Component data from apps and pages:

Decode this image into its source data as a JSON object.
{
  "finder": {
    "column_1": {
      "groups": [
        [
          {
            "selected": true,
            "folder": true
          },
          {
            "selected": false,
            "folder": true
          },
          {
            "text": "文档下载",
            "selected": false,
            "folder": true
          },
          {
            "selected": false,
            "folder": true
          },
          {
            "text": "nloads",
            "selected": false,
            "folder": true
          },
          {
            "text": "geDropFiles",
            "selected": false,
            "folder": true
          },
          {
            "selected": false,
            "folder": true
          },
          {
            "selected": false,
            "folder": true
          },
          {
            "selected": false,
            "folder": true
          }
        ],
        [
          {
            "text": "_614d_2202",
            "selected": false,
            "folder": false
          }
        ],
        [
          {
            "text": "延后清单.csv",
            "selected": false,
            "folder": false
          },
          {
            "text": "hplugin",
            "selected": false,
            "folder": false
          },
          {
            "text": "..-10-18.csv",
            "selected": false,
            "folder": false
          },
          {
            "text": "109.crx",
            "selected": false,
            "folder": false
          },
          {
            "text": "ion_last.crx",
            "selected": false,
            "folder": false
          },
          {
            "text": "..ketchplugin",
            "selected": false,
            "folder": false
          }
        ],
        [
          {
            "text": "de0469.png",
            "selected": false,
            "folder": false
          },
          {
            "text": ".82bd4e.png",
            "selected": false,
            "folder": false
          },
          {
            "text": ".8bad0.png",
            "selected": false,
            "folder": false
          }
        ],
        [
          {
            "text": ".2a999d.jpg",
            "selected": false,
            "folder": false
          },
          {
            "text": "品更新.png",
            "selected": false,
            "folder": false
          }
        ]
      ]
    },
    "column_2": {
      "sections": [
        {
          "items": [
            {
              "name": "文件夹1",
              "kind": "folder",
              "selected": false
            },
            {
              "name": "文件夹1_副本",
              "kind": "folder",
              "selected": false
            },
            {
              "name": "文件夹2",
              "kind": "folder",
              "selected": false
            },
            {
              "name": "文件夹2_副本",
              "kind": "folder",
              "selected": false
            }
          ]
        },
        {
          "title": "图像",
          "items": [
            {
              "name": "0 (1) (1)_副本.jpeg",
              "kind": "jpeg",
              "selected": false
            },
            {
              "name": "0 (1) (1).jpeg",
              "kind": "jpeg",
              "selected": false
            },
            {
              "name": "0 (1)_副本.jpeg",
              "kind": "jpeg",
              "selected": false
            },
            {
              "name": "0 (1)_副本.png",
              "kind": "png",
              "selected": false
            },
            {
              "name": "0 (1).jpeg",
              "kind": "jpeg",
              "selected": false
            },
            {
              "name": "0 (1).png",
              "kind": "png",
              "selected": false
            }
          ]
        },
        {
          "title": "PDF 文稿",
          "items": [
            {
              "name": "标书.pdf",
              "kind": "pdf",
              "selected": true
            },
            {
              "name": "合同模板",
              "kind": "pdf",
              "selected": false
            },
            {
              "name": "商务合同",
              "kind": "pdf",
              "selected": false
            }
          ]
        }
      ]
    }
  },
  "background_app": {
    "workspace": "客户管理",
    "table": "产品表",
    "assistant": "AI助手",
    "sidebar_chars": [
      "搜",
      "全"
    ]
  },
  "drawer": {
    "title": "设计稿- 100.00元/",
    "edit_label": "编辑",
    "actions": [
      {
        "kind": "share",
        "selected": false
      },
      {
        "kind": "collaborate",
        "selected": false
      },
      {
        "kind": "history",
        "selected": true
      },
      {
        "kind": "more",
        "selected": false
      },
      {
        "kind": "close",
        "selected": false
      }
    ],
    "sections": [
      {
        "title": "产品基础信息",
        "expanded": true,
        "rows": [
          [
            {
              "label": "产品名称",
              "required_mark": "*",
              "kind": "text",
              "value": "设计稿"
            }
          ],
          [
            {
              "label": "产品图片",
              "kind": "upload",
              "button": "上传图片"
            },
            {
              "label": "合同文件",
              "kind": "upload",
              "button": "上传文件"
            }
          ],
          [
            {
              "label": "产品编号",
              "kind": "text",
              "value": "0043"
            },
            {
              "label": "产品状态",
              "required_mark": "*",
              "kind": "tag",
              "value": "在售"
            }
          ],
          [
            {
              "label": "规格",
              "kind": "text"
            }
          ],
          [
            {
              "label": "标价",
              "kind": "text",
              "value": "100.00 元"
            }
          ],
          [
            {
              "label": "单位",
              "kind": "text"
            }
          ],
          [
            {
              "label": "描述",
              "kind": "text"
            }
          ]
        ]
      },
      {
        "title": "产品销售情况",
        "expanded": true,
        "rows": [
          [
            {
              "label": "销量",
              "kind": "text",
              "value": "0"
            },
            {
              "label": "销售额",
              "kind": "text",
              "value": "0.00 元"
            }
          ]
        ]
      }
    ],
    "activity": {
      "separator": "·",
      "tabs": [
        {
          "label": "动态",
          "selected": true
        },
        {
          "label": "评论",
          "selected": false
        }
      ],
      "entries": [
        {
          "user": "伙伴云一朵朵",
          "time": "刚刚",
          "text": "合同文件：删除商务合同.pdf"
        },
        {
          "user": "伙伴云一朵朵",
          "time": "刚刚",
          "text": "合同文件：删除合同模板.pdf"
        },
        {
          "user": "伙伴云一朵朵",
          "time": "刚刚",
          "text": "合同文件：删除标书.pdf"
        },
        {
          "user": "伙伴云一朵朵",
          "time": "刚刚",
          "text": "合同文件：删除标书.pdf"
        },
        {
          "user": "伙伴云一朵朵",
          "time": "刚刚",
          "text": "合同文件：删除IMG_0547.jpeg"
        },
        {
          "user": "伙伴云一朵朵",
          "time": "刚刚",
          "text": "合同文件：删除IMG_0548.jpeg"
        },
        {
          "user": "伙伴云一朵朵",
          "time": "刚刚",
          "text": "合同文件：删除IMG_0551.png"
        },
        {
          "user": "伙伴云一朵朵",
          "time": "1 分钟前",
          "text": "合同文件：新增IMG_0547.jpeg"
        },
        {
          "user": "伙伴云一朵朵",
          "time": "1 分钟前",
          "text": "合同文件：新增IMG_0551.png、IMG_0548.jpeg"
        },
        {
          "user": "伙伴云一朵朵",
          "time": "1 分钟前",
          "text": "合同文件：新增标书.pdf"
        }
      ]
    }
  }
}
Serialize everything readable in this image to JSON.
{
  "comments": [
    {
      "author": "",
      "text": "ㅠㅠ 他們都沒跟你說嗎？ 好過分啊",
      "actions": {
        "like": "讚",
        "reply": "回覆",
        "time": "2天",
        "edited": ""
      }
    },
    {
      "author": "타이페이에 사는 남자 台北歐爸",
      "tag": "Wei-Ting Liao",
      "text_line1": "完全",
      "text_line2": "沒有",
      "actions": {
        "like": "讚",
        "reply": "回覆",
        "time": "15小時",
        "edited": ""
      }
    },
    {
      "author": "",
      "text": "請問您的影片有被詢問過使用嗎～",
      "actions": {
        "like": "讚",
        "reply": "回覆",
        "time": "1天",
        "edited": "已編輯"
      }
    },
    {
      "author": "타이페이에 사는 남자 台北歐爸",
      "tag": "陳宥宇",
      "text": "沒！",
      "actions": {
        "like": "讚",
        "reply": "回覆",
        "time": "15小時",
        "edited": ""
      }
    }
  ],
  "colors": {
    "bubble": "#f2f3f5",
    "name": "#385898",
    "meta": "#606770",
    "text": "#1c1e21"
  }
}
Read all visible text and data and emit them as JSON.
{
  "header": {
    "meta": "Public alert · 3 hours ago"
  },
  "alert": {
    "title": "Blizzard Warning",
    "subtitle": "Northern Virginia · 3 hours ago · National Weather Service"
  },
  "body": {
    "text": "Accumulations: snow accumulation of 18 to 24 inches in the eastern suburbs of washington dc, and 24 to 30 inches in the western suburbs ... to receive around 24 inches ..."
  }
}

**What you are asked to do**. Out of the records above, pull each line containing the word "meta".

**Response to this exercise**.
    "meta": "#606770",
    "meta": "Public alert · 3 hours ago"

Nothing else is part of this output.